This time I’ve already asked a builder for a quote for work around our wonderful concimaia – that beautifully crafted brick manure-heap floor, almost imperceptibly sloped to funnel run-off from the mounds of dung into an underground tank at one end: solid and liquid fertilizer in one easy move. These were made obligatory by a 1926/7 law, in which Mussolini dragged Italy into the early 20th century by banning farmers from dumping manure any old where, such as on the doorstep where children played.
They had to be ten metres from the house, far from water sources and wells, rectangular on a north/south axis and on the opposite side of the house from most doors and windows. Ours, with its runnels direct from what we call the chicken house but which certainly once held larger animals, followed these rules to the letter.
The barbecue which I rather over ambitiously built there many years ago is yet another one of those abandoned, crumbling monuments to my gift for turning a blind eye, bits falling off steadily. And how the hydrangeas planted beyond have survived since the whole watering system around that bit of garden gave up the ghost a few years ago is anybody’s guess: presumably it’s their water-retaining weed-cover that has saved them.
And that’s what I see beyond my bank of sweet-smelling Felicia roses (once again splendidly in flower, I must point out): neglect and disorder. Let’s see if I can rectify the situation.
We had my least favourite people lurking in the fields and valley yesterday: hunters. After last year’s tragedy there was a noticeable charm offensive – on their part, of course, not mine.
I was stopped as I drove up to town by one of their number who pointed out that he hadn’t come down early in the morning to warn me that they’d begin shooting mid-morning “because I didn’t want to wake you up.” When did that ever stop them before?
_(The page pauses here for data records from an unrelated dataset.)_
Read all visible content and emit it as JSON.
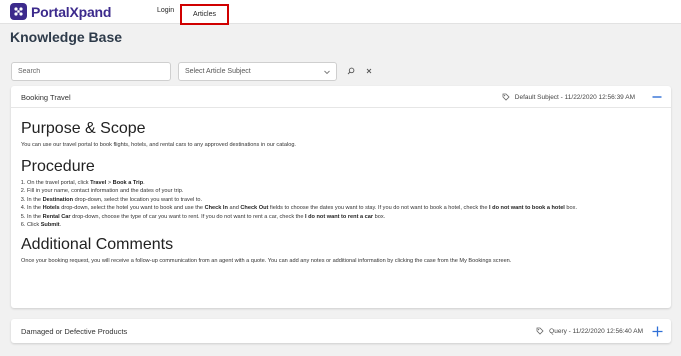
{
  "app": {
    "brand": "PortalXpand",
    "nav": [
      {
        "label": "Login"
      },
      {
        "label": "Articles",
        "highlighted": true
      }
    ]
  },
  "page": {
    "title": "Knowledge Base"
  },
  "filters": {
    "search_placeholder": "Search",
    "subject_select_value": "Select Article Subject"
  },
  "articles": [
    {
      "title": "Booking Travel",
      "meta": "Default Subject - 11/22/2020 12:56:39 AM",
      "expanded": true,
      "toggle_icon": "minus-icon",
      "sections": {
        "purpose_heading": "Purpose & Scope",
        "purpose_text": "You can use our travel portal to book flights, hotels, and rental cars to any approved destinations in our catalog.",
        "procedure_heading": "Procedure",
        "steps": [
          {
            "p1": "On the travel portal, click ",
            "b1": "Travel",
            "p2": " > ",
            "b2": "Book a Trip",
            "p3": "."
          },
          {
            "p1": "Fill in your name, contact information and the dates of your trip."
          },
          {
            "p1": "In the ",
            "b1": "Destination",
            "p2": " drop-down, select the location you want to travel to."
          },
          {
            "p1": "In the ",
            "b1": "Hotels",
            "p2": " drop-down, select the hotel you want to book and use the ",
            "b2": "Check In",
            "p3": " and ",
            "b3": "Check Out",
            "p4": " fields to choose the dates you want to stay. If you do not want to book a hotel, check the ",
            "b4": "I do not want to book a hotel",
            "p5": " box."
          },
          {
            "p1": "In the ",
            "b1": "Rental Car",
            "p2": " drop-down, choose the type of car you want to rent. If you do not want to rent a car, check the ",
            "b2": "I do not want to rent a car",
            "p3": " box."
          },
          {
            "p1": "Click ",
            "b1": "Submit",
            "p2": "."
          }
        ],
        "additional_heading": "Additional Comments",
        "additional_text": "Once your booking request, you will receive a follow-up communication from an agent with a quote. You can add any notes or additional information by clicking the case from the My Bookings screen."
      }
    },
    {
      "title": "Damaged or Defective Products",
      "meta": "Query - 11/22/2020 12:56:40 AM",
      "expanded": false,
      "toggle_icon": "plus-icon"
    }
  ],
  "colors": {
    "brand": "#3c2a8c",
    "accent": "#2f6fd6",
    "highlight_border": "#d00000",
    "background": "#f1f1f1"
  }
}
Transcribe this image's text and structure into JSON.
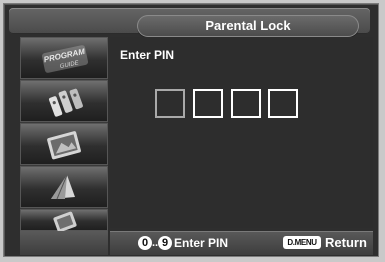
{
  "header": {
    "title": "Parental Lock"
  },
  "side_menu": {
    "items": [
      {
        "icon": "program-guide-icon",
        "caption": "PROGRAM GUIDE"
      },
      {
        "icon": "channel-icon"
      },
      {
        "icon": "picture-icon"
      },
      {
        "icon": "sound-icon"
      },
      {
        "icon": "setup-icon"
      }
    ],
    "selected_index": 0
  },
  "main": {
    "prompt": "Enter PIN",
    "pin_digits": [
      "",
      "",
      "",
      ""
    ],
    "active_digit": 0
  },
  "footer": {
    "key_from": "0",
    "key_range_sep": "..",
    "key_to": "9",
    "enter_hint": "Enter PIN",
    "menu_key": "D.MENU",
    "return_hint": "Return"
  },
  "colors": {
    "frame": "#2e2e2e",
    "outer": "#c9c9c9",
    "text": "#ffffff",
    "pin_active_border": "#a9a9a9"
  }
}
Winter Sundays for me are synonymous with being startled out of bed by sun-rise gunfire.
And the old-timer they posted a couple of levels down in the field to ‘protect’ me was singularly disquieting. “We won’t shoot towards the house, I promise we won’t,” he repeated, swinging his gun round and pointing it in my general direction each time I emerged on to my terrace. Well thanks guys. That’s very reassuring.
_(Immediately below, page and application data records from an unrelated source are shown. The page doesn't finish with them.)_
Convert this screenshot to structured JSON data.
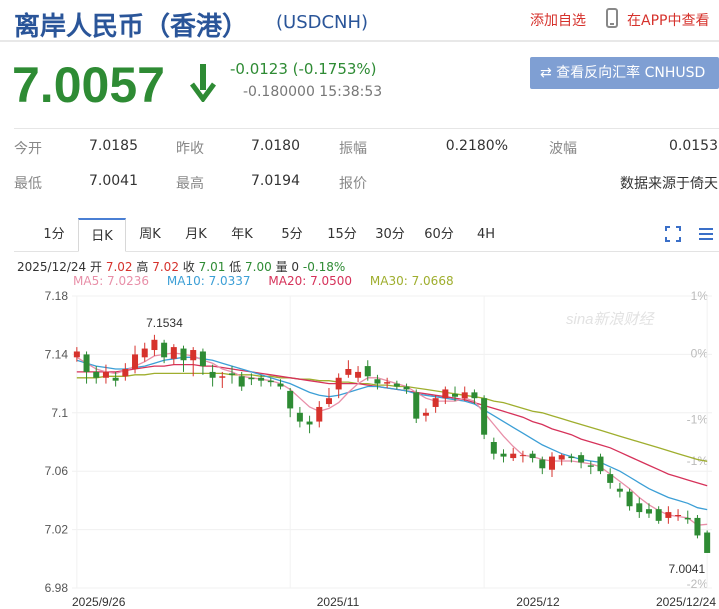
{
  "header": {
    "title": "离岸人民币（香港）",
    "code": "(USDCNH)",
    "add_watch": "添加自选",
    "app_view": "在APP中查看"
  },
  "quote": {
    "price": "7.0057",
    "change": "-0.0123 (-0.1753%)",
    "sub": "-0.180000 15:38:53",
    "reverse_button": "⇄ 查看反向汇率 CNHUSD"
  },
  "stats": {
    "open_label": "今开",
    "open": "7.0185",
    "prev_close_label": "昨收",
    "prev_close": "7.0180",
    "amplitude_label": "振幅",
    "amplitude": "0.2180%",
    "volatility_label": "波幅",
    "volatility": "0.0153",
    "low_label": "最低",
    "low": "7.0041",
    "high_label": "最高",
    "high": "7.0194",
    "quote_label": "报价",
    "source": "数据来源于倚天"
  },
  "tabs": [
    "1分",
    "日K",
    "周K",
    "月K",
    "年K",
    "5分",
    "15分",
    "30分",
    "60分",
    "4H"
  ],
  "active_tab": "日K",
  "ohlc_line": {
    "date": "2025/12/24",
    "open_label": "开",
    "open": "7.02",
    "high_label": "高",
    "high": "7.02",
    "close_label": "收",
    "close": "7.01",
    "low_label": "低",
    "low": "7.00",
    "vol_label": "量",
    "vol": "0",
    "pct": "-0.18%"
  },
  "ma_legend": {
    "ma5": "MA5: 7.0236",
    "ma10": "MA10: 7.0337",
    "ma20": "MA20: 7.0500",
    "ma30": "MA30: 7.0668"
  },
  "colors": {
    "up": "#d6322c",
    "down": "#2e8b34",
    "ma5": "#e88fa8",
    "ma10": "#3c9fd6",
    "ma20": "#d6325a",
    "ma30": "#9fae2e"
  },
  "chart_data": {
    "type": "candlestick",
    "y_ticks": [
      "7.18",
      "7.14",
      "7.1",
      "7.06",
      "7.02",
      "6.98"
    ],
    "pct_ticks": [
      "1%",
      "0%",
      "-1%",
      "-1%",
      "-2%"
    ],
    "x_ticks": [
      "2025/9/26",
      "2025/11",
      "2025/12",
      "2025/12/24"
    ],
    "ylim": [
      6.98,
      7.18
    ],
    "max_label": "7.1534",
    "min_label": "7.0041",
    "watermark": "sina新浪财经",
    "candles": [
      {
        "o": 7.138,
        "c": 7.142,
        "h": 7.145,
        "l": 7.135
      },
      {
        "o": 7.14,
        "c": 7.128,
        "h": 7.142,
        "l": 7.12
      },
      {
        "o": 7.128,
        "c": 7.124,
        "h": 7.132,
        "l": 7.12
      },
      {
        "o": 7.124,
        "c": 7.128,
        "h": 7.133,
        "l": 7.12
      },
      {
        "o": 7.124,
        "c": 7.122,
        "h": 7.128,
        "l": 7.118
      },
      {
        "o": 7.125,
        "c": 7.13,
        "h": 7.134,
        "l": 7.122
      },
      {
        "o": 7.13,
        "c": 7.14,
        "h": 7.146,
        "l": 7.127
      },
      {
        "o": 7.138,
        "c": 7.144,
        "h": 7.148,
        "l": 7.135
      },
      {
        "o": 7.143,
        "c": 7.15,
        "h": 7.1534,
        "l": 7.139
      },
      {
        "o": 7.148,
        "c": 7.138,
        "h": 7.15,
        "l": 7.134
      },
      {
        "o": 7.137,
        "c": 7.145,
        "h": 7.147,
        "l": 7.133
      },
      {
        "o": 7.144,
        "c": 7.136,
        "h": 7.146,
        "l": 7.128
      },
      {
        "o": 7.136,
        "c": 7.143,
        "h": 7.145,
        "l": 7.125
      },
      {
        "o": 7.142,
        "c": 7.132,
        "h": 7.144,
        "l": 7.126
      },
      {
        "o": 7.128,
        "c": 7.124,
        "h": 7.133,
        "l": 7.118
      },
      {
        "o": 7.124,
        "c": 7.125,
        "h": 7.128,
        "l": 7.117
      },
      {
        "o": 7.127,
        "c": 7.126,
        "h": 7.132,
        "l": 7.12
      },
      {
        "o": 7.125,
        "c": 7.118,
        "h": 7.128,
        "l": 7.115
      },
      {
        "o": 7.124,
        "c": 7.123,
        "h": 7.127,
        "l": 7.119
      },
      {
        "o": 7.124,
        "c": 7.122,
        "h": 7.126,
        "l": 7.118
      },
      {
        "o": 7.122,
        "c": 7.121,
        "h": 7.124,
        "l": 7.118
      },
      {
        "o": 7.12,
        "c": 7.118,
        "h": 7.123,
        "l": 7.116
      },
      {
        "o": 7.115,
        "c": 7.103,
        "h": 7.117,
        "l": 7.097
      },
      {
        "o": 7.1,
        "c": 7.094,
        "h": 7.104,
        "l": 7.09
      },
      {
        "o": 7.094,
        "c": 7.092,
        "h": 7.098,
        "l": 7.086
      },
      {
        "o": 7.094,
        "c": 7.104,
        "h": 7.108,
        "l": 7.09
      },
      {
        "o": 7.106,
        "c": 7.11,
        "h": 7.117,
        "l": 7.104
      },
      {
        "o": 7.116,
        "c": 7.124,
        "h": 7.127,
        "l": 7.11
      },
      {
        "o": 7.126,
        "c": 7.13,
        "h": 7.136,
        "l": 7.124
      },
      {
        "o": 7.124,
        "c": 7.128,
        "h": 7.132,
        "l": 7.121
      },
      {
        "o": 7.132,
        "c": 7.125,
        "h": 7.136,
        "l": 7.122
      },
      {
        "o": 7.123,
        "c": 7.12,
        "h": 7.126,
        "l": 7.116
      },
      {
        "o": 7.12,
        "c": 7.121,
        "h": 7.124,
        "l": 7.117
      },
      {
        "o": 7.12,
        "c": 7.118,
        "h": 7.122,
        "l": 7.116
      },
      {
        "o": 7.118,
        "c": 7.116,
        "h": 7.12,
        "l": 7.113
      },
      {
        "o": 7.114,
        "c": 7.096,
        "h": 7.116,
        "l": 7.093
      },
      {
        "o": 7.098,
        "c": 7.1,
        "h": 7.103,
        "l": 7.094
      },
      {
        "o": 7.104,
        "c": 7.11,
        "h": 7.112,
        "l": 7.1
      },
      {
        "o": 7.11,
        "c": 7.116,
        "h": 7.118,
        "l": 7.106
      },
      {
        "o": 7.113,
        "c": 7.111,
        "h": 7.118,
        "l": 7.108
      },
      {
        "o": 7.11,
        "c": 7.114,
        "h": 7.118,
        "l": 7.108
      },
      {
        "o": 7.114,
        "c": 7.11,
        "h": 7.116,
        "l": 7.106
      },
      {
        "o": 7.11,
        "c": 7.085,
        "h": 7.112,
        "l": 7.082
      },
      {
        "o": 7.08,
        "c": 7.072,
        "h": 7.083,
        "l": 7.068
      },
      {
        "o": 7.072,
        "c": 7.07,
        "h": 7.075,
        "l": 7.066
      },
      {
        "o": 7.069,
        "c": 7.072,
        "h": 7.076,
        "l": 7.067
      },
      {
        "o": 7.071,
        "c": 7.071,
        "h": 7.074,
        "l": 7.066
      },
      {
        "o": 7.072,
        "c": 7.069,
        "h": 7.074,
        "l": 7.066
      },
      {
        "o": 7.068,
        "c": 7.062,
        "h": 7.07,
        "l": 7.058
      },
      {
        "o": 7.061,
        "c": 7.07,
        "h": 7.073,
        "l": 7.056
      },
      {
        "o": 7.068,
        "c": 7.071,
        "h": 7.072,
        "l": 7.064
      },
      {
        "o": 7.07,
        "c": 7.069,
        "h": 7.072,
        "l": 7.066
      },
      {
        "o": 7.071,
        "c": 7.066,
        "h": 7.073,
        "l": 7.062
      },
      {
        "o": 7.064,
        "c": 7.063,
        "h": 7.067,
        "l": 7.058
      },
      {
        "o": 7.07,
        "c": 7.06,
        "h": 7.072,
        "l": 7.058
      },
      {
        "o": 7.058,
        "c": 7.052,
        "h": 7.062,
        "l": 7.048
      },
      {
        "o": 7.048,
        "c": 7.046,
        "h": 7.052,
        "l": 7.042
      },
      {
        "o": 7.046,
        "c": 7.036,
        "h": 7.048,
        "l": 7.033
      },
      {
        "o": 7.038,
        "c": 7.032,
        "h": 7.042,
        "l": 7.028
      },
      {
        "o": 7.034,
        "c": 7.031,
        "h": 7.038,
        "l": 7.028
      },
      {
        "o": 7.034,
        "c": 7.026,
        "h": 7.036,
        "l": 7.024
      },
      {
        "o": 7.028,
        "c": 7.032,
        "h": 7.036,
        "l": 7.024
      },
      {
        "o": 7.03,
        "c": 7.03,
        "h": 7.034,
        "l": 7.026
      },
      {
        "o": 7.028,
        "c": 7.027,
        "h": 7.033,
        "l": 7.024
      },
      {
        "o": 7.028,
        "c": 7.016,
        "h": 7.03,
        "l": 7.014
      },
      {
        "o": 7.018,
        "c": 7.004,
        "h": 7.0194,
        "l": 7.0041
      }
    ],
    "ma5": [
      7.138,
      7.134,
      7.13,
      7.128,
      7.127,
      7.129,
      7.132,
      7.135,
      7.139,
      7.14,
      7.141,
      7.14,
      7.139,
      7.136,
      7.134,
      7.13,
      7.128,
      7.125,
      7.124,
      7.123,
      7.122,
      7.12,
      7.116,
      7.11,
      7.104,
      7.101,
      7.103,
      7.107,
      7.114,
      7.12,
      7.124,
      7.124,
      7.122,
      7.12,
      7.118,
      7.114,
      7.11,
      7.108,
      7.108,
      7.108,
      7.11,
      7.108,
      7.1,
      7.092,
      7.084,
      7.077,
      7.071,
      7.07,
      7.068,
      7.067,
      7.067,
      7.067,
      7.066,
      7.065,
      7.063,
      7.058,
      7.053,
      7.048,
      7.042,
      7.037,
      7.033,
      7.03,
      7.029,
      7.028,
      7.023,
      7.0236
    ],
    "ma10": [
      7.136,
      7.134,
      7.132,
      7.131,
      7.13,
      7.13,
      7.131,
      7.132,
      7.134,
      7.136,
      7.137,
      7.138,
      7.138,
      7.137,
      7.136,
      7.134,
      7.132,
      7.13,
      7.128,
      7.126,
      7.124,
      7.122,
      7.12,
      7.117,
      7.114,
      7.112,
      7.111,
      7.112,
      7.114,
      7.116,
      7.118,
      7.118,
      7.117,
      7.116,
      7.115,
      7.113,
      7.112,
      7.111,
      7.11,
      7.109,
      7.108,
      7.106,
      7.102,
      7.098,
      7.094,
      7.09,
      7.086,
      7.082,
      7.078,
      7.075,
      7.072,
      7.07,
      7.068,
      7.067,
      7.066,
      7.063,
      7.06,
      7.056,
      7.052,
      7.048,
      7.045,
      7.042,
      7.04,
      7.038,
      7.035,
      7.0337
    ],
    "ma20": [
      7.128,
      7.128,
      7.128,
      7.128,
      7.128,
      7.129,
      7.13,
      7.131,
      7.132,
      7.132,
      7.133,
      7.133,
      7.133,
      7.132,
      7.132,
      7.131,
      7.13,
      7.129,
      7.128,
      7.127,
      7.126,
      7.125,
      7.124,
      7.123,
      7.122,
      7.121,
      7.12,
      7.12,
      7.12,
      7.12,
      7.119,
      7.118,
      7.117,
      7.116,
      7.115,
      7.114,
      7.113,
      7.112,
      7.111,
      7.11,
      7.109,
      7.107,
      7.105,
      7.103,
      7.101,
      7.099,
      7.097,
      7.094,
      7.092,
      7.089,
      7.087,
      7.085,
      7.082,
      7.08,
      7.078,
      7.076,
      7.073,
      7.07,
      7.067,
      7.064,
      7.061,
      7.058,
      7.056,
      7.054,
      7.052,
      7.05
    ],
    "ma30": [
      7.124,
      7.124,
      7.124,
      7.125,
      7.125,
      7.125,
      7.126,
      7.126,
      7.127,
      7.127,
      7.127,
      7.127,
      7.127,
      7.127,
      7.127,
      7.127,
      7.126,
      7.126,
      7.126,
      7.125,
      7.125,
      7.124,
      7.124,
      7.123,
      7.123,
      7.122,
      7.122,
      7.121,
      7.121,
      7.12,
      7.12,
      7.119,
      7.119,
      7.118,
      7.118,
      7.117,
      7.116,
      7.115,
      7.114,
      7.113,
      7.112,
      7.111,
      7.11,
      7.108,
      7.107,
      7.105,
      7.103,
      7.101,
      7.1,
      7.098,
      7.096,
      7.094,
      7.092,
      7.09,
      7.088,
      7.086,
      7.084,
      7.082,
      7.08,
      7.078,
      7.076,
      7.074,
      7.072,
      7.07,
      7.068,
      7.0668
    ]
  }
}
It was this outlier who in the end got the beast – or at least one of the beasts they shot yesterday. It was a weird noise which shot (haha) me out of my seat: a very old-fashioned shotgun noise as opposed to the echoing boom of the high-precision weapons that the younger hunters favour. When I looked out a massive boar was rolling in the bottom field, dogs worrying it as it writhed. At times boar are a regular sight on our field but I hadn’t seen any down there for months – a very sad way to see the first one of the season.
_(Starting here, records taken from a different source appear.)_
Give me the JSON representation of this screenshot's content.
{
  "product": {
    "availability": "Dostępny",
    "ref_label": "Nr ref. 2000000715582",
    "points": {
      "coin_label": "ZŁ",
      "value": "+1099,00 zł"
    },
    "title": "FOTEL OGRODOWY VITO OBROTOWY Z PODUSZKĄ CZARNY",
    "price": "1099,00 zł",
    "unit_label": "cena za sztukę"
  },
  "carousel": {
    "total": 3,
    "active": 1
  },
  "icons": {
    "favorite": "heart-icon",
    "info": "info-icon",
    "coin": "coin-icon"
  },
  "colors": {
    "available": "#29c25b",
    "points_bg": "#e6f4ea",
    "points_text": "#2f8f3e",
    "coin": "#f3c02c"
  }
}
Thirty six non-stop hours in London last week were just about enough to sate any desire I might have felt for a bit of dirty air and urban crush. It was warm there too, and unseasonably sunny. Semi-naked Brits were much in evidence in parks, and immediately post-work all streets outside pubs were completely impassable.
We snatched our chance to compare and contrast Bellini and Mantegna which was superb and fascinating but of course we are spoiled for art.
So it was our trip to the National Theatre which stood out. Because for all that our little theatre here does its very best (and theatres in Rome and Florence of course have rather more to offer), when I do finally get to the theatre I realise how much I miss it.
Antony and Cleopatra: a superb Ralph Fiennes, a truly marvellous Sophie Okonedo. Shakespeare could have tightened up the second half a little, but this production was so fantastic that even the on-off to-fro battle scenes were acceptable. It brought home – as any good production of Shakespeare does – how amazingly relevant he remains. In modern dress, exploring the temptations and foolishness of declining masculinity, and the machinations of politics, especially when mixed with passion – there was much to take home.